(Records supplied)
══════

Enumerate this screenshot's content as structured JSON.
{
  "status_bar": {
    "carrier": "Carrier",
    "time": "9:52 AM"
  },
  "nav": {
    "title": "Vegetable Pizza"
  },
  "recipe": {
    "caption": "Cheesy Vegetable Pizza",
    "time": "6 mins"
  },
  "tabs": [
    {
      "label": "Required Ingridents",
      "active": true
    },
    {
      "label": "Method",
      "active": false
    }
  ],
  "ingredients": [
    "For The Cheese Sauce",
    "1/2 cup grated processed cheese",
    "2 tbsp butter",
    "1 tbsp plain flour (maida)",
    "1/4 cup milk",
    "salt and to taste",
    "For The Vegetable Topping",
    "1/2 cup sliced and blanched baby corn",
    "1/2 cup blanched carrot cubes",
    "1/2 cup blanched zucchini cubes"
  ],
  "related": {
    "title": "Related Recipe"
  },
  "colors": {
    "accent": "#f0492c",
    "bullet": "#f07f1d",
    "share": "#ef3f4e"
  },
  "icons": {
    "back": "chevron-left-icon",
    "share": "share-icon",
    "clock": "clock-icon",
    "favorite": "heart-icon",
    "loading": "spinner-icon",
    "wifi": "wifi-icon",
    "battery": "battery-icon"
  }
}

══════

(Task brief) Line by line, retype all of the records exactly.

(Task response)
Enumerate this screenshot's content as structured JSON.
{
  "status_bar": {
    "carrier": "Carrier",
    "time": "9:52 AM"
  },
  "nav": {
    "title": "Vegetable Pizza"
  },
  "recipe": {
    "caption": "Cheesy Vegetable Pizza",
    "time": "6 mins"
  },
  "tabs": [
    {
      "label": "Required Ingridents",
      "active": true
    },
    {
      "label": "Method",
      "active": false
    }
  ],
  "ingredients": [
    "For The Cheese Sauce",
    "1/2 cup grated processed cheese",
    "2 tbsp butter",
    "1 tbsp plain flour (maida)",
    "1/4 cup milk",
    "salt and to taste",
    "For The Vegetable Topping",
    "1/2 cup sliced and blanched baby corn",
    "1/2 cup blanched carrot cubes",
    "1/2 cup blanched zucchini cubes"
  ],
  "related": {
    "title": "Related Recipe"
  },
  "colors": {
    "accent": "#f0492c",
    "bullet": "#f07f1d",
    "share": "#ef3f4e"
  },
  "icons": {
    "back": "chevron-left-icon",
    "share": "share-icon",
    "clock": "clock-icon",
    "favorite": "heart-icon",
    "loading": "spinner-icon",
    "wifi": "wifi-icon",
    "battery": "battery-icon"
  }
}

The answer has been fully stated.